◆ **DESCRIPTION OF THE TASK**
The material must be copied out exactly, line for line.

==============================

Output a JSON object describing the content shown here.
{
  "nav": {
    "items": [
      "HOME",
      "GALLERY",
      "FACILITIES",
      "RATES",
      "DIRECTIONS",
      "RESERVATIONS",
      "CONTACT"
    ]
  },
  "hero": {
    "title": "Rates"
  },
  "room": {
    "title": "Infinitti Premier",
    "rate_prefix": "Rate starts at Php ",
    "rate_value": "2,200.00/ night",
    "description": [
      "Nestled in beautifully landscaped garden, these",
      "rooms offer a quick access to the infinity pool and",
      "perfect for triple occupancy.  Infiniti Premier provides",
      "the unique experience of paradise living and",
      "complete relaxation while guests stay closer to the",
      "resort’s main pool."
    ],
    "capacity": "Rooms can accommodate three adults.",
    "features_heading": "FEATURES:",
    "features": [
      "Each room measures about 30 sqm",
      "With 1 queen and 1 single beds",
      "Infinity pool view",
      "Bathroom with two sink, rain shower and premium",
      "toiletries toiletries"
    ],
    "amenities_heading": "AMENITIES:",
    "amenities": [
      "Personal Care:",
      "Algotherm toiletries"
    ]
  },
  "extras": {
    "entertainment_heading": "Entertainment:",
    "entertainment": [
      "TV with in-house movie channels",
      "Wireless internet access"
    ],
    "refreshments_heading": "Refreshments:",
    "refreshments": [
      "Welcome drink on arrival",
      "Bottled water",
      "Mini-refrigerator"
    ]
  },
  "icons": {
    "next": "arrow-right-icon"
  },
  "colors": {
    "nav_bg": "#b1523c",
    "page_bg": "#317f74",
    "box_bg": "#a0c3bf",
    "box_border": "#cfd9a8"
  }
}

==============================

◆ **EXERCISE SOLUTION**
Output a JSON object describing the content shown here.
{
  "nav": {
    "items": [
      "HOME",
      "GALLERY",
      "FACILITIES",
      "RATES",
      "DIRECTIONS",
      "RESERVATIONS",
      "CONTACT"
    ]
  },
  "hero": {
    "title": "Rates"
  },
  "room": {
    "title": "Infinitti Premier",
    "rate_prefix": "Rate starts at Php ",
    "rate_value": "2,200.00/ night",
    "description": [
      "Nestled in beautifully landscaped garden, these",
      "rooms offer a quick access to the infinity pool and",
      "perfect for triple occupancy.  Infiniti Premier provides",
      "the unique experience of paradise living and",
      "complete relaxation while guests stay closer to the",
      "resort’s main pool."
    ],
    "capacity": "Rooms can accommodate three adults.",
    "features_heading": "FEATURES:",
    "features": [
      "Each room measures about 30 sqm",
      "With 1 queen and 1 single beds",
      "Infinity pool view",
      "Bathroom with two sink, rain shower and premium",
      "toiletries toiletries"
    ],
    "amenities_heading": "AMENITIES:",
    "amenities": [
      "Personal Care:",
      "Algotherm toiletries"
    ]
  },
  "extras": {
    "entertainment_heading": "Entertainment:",
    "entertainment": [
      "TV with in-house movie channels",
      "Wireless internet access"
    ],
    "refreshments_heading": "Refreshments:",
    "refreshments": [
      "Welcome drink on arrival",
      "Bottled water",
      "Mini-refrigerator"
    ]
  },
  "icons": {
    "next": "arrow-right-icon"
  },
  "colors": {
    "nav_bg": "#b1523c",
    "page_bg": "#317f74",
    "box_bg": "#a0c3bf",
    "box_border": "#cfd9a8"
  }
}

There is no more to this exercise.